### WORK ITEM
Using the data below, gather each line that includes the word "icon".

### DATA FOR PROCESSING
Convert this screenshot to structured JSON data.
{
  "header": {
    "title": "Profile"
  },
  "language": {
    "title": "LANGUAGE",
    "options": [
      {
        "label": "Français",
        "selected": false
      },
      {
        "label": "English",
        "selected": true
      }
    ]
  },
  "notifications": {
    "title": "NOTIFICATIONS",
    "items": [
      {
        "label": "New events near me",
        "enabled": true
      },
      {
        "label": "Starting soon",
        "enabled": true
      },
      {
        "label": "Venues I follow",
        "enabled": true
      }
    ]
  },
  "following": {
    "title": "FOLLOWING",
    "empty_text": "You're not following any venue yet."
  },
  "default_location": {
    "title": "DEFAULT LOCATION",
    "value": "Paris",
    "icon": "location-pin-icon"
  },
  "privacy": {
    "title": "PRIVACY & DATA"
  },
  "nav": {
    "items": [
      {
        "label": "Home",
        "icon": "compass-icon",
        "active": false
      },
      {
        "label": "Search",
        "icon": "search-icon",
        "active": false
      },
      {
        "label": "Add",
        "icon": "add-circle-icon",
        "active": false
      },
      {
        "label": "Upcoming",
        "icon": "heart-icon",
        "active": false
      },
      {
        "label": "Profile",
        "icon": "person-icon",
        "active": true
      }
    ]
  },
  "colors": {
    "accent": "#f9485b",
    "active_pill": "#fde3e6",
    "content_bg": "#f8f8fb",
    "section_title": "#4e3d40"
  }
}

### OUTPUT
    "icon": "location-pin-icon"
        "icon": "compass-icon",
        "icon": "search-icon",
        "icon": "add-circle-icon",
        "icon": "heart-icon",
        "icon": "person-icon",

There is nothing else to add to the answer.